Task to carry out: Go through the data below. List every line that holds the word "Loss".

Data provided:
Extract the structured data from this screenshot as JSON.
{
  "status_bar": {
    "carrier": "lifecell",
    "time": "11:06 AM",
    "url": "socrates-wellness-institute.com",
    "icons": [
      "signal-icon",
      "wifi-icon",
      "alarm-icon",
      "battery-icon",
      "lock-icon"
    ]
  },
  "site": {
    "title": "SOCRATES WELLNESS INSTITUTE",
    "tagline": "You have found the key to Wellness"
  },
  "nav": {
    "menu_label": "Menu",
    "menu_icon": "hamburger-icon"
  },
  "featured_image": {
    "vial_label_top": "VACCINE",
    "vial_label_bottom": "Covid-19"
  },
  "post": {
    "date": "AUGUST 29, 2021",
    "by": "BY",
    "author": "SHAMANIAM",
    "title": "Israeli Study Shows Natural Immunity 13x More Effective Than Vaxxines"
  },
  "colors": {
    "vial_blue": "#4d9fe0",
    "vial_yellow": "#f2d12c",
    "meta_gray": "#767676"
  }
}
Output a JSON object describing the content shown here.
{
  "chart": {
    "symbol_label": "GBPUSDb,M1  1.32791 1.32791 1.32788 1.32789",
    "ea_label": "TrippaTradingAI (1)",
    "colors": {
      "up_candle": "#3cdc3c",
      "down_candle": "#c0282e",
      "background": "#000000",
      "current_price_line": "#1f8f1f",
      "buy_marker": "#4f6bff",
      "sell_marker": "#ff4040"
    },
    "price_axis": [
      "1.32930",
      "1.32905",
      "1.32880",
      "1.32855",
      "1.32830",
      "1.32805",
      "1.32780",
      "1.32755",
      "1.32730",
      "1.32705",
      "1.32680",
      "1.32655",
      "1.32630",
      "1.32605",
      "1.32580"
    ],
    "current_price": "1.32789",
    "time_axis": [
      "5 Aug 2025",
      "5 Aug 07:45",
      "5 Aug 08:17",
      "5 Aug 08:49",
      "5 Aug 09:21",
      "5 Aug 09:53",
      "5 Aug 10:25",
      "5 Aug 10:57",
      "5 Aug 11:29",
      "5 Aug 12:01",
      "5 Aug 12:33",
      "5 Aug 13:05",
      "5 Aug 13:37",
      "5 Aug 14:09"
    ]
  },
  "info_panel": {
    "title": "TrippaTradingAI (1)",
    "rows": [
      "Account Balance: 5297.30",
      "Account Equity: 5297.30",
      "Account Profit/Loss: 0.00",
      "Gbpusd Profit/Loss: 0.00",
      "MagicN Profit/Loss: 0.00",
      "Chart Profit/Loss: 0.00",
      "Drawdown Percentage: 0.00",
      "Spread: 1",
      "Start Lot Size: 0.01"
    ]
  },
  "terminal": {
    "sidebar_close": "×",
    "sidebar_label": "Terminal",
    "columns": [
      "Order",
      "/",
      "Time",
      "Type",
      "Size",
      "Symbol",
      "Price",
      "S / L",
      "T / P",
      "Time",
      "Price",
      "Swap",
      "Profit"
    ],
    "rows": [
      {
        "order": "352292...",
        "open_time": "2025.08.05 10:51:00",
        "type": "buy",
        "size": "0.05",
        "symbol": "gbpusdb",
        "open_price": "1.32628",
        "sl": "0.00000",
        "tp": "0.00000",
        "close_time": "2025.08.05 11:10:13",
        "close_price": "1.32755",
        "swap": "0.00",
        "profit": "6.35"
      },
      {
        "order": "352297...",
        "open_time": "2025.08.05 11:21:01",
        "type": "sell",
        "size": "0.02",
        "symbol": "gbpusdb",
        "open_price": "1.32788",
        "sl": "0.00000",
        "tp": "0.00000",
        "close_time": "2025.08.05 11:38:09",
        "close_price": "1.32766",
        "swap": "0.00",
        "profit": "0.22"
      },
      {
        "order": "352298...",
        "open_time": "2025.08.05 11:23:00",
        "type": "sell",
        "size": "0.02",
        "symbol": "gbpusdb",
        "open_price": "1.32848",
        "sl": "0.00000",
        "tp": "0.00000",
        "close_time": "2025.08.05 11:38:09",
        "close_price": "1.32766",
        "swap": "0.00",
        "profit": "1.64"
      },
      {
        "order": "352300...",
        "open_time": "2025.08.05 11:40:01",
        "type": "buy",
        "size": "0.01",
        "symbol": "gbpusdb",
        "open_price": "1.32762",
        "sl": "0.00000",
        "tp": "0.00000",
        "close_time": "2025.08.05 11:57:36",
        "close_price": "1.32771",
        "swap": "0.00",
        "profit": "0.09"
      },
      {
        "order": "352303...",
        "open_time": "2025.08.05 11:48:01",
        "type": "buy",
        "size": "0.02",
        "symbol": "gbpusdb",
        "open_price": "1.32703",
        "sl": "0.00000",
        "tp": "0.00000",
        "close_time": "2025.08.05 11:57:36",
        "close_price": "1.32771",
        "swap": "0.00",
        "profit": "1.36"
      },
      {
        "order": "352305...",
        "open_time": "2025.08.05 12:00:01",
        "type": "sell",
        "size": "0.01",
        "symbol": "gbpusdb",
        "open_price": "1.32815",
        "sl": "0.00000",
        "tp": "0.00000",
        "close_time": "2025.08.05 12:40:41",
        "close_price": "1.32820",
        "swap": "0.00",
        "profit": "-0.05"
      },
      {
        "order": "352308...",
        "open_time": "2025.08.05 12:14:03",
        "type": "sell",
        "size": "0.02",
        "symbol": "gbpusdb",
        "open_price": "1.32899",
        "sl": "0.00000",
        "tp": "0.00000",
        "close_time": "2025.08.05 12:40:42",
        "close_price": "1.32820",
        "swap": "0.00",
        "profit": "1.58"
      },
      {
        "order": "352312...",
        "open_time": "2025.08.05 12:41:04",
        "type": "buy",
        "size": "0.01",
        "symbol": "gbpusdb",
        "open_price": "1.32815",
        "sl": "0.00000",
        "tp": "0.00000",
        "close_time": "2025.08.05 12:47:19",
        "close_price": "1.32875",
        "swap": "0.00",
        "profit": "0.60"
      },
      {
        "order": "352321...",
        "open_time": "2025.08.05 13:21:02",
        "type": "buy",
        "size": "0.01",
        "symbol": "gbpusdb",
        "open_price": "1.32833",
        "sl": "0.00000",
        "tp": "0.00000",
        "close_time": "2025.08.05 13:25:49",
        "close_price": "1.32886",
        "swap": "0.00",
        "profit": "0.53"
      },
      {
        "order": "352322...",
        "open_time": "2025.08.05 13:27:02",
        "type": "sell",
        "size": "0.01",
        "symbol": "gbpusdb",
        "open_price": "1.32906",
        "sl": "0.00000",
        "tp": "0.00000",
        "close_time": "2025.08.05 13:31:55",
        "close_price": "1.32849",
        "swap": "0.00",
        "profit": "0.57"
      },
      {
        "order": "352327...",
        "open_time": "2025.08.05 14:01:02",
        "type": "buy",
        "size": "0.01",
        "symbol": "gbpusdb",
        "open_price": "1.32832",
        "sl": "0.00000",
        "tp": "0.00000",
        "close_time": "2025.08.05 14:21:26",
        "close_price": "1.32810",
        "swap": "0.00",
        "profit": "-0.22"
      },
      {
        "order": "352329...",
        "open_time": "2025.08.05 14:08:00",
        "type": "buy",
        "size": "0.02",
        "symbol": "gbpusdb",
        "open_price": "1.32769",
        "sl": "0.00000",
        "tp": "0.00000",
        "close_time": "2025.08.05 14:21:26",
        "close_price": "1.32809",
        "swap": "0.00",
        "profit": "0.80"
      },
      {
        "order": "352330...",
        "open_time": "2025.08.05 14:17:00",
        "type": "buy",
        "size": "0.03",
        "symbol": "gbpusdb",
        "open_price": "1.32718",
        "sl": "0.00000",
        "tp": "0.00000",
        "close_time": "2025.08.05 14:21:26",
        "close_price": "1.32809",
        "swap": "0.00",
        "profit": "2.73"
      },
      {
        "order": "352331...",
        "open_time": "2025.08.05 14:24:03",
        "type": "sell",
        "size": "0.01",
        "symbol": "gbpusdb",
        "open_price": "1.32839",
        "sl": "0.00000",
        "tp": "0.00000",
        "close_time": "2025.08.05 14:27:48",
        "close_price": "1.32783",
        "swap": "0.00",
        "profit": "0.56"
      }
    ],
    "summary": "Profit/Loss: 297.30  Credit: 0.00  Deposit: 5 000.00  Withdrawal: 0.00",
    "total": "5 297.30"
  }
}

Result of the task:
      "Account Profit/Loss: 0.00",
      "Gbpusd Profit/Loss: 0.00",
      "MagicN Profit/Loss: 0.00",
      "Chart Profit/Loss: 0.00",
    "summary": "Profit/Loss: 297.30  Credit: 0.00  Deposit: 5 000.00  Withdrawal: 0.00",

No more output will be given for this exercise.